When he tells his wife: “Writing is what gives meaning to my life,” she replies it is his family that provides this meaning. His “legacy” will not be a string of books, but his children. This is obviously the correct, healthy approach, but by this stage, Ellison is too caught up in his work, piecing together the story of a serial killer – Mr. Boogie – who has struck at long intervals in various parts of the country.

With each passing night, as his family miraculously sleep, Ellison finds some new disturbance in the house. He wanders around in the dark, armed with a baseball bat, looking for intruders. The fact that he should repeat this terrifying process over successive nights, while his family snooze, is the fourth implausibility.

The supernatural element is gradually introduced in the form of an ancient deity called Baghuul, who steals children and demands blood sacrifices. Even though the idea of a malevolent eastern deity on the loose in modern day America, is another cliché, there probably hasn’t been an earlier one who recorded his deeds on Super 8. This adds an arthouse twist for the film semioticians.

It is obvious that Baghuul has the makings of another celebrity monster in the manner of Jason or Freddy, or Dracula for that matter. As the end credits roll one experiences the terrifying realisation that there will be a sequel, and probably another sequel. The horror, the horror!
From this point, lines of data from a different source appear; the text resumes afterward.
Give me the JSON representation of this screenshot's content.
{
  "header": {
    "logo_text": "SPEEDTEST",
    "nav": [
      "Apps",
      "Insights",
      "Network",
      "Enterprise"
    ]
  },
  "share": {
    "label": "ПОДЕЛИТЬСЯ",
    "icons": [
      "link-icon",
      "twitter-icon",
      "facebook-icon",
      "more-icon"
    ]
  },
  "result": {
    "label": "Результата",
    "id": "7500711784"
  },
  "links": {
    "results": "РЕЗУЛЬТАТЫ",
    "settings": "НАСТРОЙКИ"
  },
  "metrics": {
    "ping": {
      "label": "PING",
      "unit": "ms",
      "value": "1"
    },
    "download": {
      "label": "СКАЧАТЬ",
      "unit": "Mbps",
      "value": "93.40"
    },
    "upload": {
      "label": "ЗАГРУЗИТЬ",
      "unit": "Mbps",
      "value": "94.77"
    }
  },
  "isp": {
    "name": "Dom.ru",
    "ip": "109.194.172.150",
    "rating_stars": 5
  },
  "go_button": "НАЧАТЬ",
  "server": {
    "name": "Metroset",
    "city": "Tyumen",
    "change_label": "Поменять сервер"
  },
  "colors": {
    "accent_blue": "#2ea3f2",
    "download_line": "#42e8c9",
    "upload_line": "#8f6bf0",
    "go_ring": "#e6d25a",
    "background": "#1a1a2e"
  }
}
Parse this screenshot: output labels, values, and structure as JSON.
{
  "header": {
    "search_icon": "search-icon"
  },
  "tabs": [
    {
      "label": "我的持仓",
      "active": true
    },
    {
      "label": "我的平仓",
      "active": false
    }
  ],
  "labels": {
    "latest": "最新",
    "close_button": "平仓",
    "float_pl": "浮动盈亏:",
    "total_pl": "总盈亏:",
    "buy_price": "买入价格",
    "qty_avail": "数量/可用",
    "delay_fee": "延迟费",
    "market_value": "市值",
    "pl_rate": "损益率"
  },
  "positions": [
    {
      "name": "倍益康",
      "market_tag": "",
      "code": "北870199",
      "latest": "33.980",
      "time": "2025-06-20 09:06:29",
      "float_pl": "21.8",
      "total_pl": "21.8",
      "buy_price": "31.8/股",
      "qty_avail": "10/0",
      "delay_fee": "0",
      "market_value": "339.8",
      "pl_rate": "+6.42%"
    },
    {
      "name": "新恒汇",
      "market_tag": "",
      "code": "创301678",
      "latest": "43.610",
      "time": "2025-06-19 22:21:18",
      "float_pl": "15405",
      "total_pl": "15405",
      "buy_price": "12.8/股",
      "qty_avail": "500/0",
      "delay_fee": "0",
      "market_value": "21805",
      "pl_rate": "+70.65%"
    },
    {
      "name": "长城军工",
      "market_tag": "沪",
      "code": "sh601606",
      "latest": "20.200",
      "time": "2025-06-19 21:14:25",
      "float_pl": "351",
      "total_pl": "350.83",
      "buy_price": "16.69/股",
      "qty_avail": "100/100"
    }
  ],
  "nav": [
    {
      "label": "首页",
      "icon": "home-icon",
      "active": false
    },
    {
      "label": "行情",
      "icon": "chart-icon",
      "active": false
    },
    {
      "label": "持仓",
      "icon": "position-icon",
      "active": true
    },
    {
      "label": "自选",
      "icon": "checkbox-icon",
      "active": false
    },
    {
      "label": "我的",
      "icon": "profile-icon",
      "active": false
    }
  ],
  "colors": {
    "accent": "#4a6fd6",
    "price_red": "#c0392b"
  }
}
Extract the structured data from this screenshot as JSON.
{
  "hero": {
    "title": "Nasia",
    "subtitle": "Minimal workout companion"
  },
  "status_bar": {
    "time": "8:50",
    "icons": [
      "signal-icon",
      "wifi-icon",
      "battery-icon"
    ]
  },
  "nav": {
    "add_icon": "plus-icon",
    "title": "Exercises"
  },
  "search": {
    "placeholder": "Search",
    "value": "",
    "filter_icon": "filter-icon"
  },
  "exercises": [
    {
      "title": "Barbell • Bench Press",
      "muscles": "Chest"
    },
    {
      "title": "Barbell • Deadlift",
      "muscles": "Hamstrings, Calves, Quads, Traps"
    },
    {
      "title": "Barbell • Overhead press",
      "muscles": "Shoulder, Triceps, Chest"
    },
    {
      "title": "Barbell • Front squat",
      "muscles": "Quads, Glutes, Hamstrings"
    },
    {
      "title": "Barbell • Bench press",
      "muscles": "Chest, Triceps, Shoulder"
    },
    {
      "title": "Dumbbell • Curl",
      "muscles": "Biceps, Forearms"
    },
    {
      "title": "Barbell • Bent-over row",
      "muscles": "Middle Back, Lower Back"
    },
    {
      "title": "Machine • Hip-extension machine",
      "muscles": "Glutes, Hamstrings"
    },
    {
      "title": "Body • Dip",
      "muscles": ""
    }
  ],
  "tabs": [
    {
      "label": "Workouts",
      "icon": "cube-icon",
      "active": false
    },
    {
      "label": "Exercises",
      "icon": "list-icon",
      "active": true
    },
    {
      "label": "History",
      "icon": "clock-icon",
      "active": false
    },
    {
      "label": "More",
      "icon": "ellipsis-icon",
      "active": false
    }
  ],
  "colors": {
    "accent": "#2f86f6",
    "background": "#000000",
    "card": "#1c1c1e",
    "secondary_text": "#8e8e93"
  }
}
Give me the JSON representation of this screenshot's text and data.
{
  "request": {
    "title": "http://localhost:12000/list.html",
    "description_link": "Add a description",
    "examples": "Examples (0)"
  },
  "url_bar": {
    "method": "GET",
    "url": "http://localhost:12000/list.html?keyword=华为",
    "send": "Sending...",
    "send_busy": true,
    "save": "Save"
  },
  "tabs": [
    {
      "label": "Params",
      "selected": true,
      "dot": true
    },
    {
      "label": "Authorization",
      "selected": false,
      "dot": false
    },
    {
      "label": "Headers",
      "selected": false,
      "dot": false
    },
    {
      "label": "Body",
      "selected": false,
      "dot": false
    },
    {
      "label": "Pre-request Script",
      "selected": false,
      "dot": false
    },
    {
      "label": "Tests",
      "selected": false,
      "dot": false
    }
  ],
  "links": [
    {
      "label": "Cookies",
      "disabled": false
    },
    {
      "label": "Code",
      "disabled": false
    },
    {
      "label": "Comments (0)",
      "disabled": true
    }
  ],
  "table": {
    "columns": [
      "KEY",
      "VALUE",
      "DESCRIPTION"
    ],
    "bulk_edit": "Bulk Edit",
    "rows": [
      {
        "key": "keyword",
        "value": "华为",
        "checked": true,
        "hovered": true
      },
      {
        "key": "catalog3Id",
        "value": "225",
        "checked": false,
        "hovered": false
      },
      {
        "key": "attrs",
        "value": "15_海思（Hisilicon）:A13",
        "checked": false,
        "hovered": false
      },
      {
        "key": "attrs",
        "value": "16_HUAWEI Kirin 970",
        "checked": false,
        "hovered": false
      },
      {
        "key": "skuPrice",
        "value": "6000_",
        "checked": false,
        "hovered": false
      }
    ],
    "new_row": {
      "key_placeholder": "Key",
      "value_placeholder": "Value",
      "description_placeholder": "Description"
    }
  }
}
A new franchise is born.

 

The Reluctant FundamentalistUSA/UK/Qatar, rated R, 126 mins

Sinister, USA, rated R, 105 mins


Published by the Australian Financial Review, May 4, 2013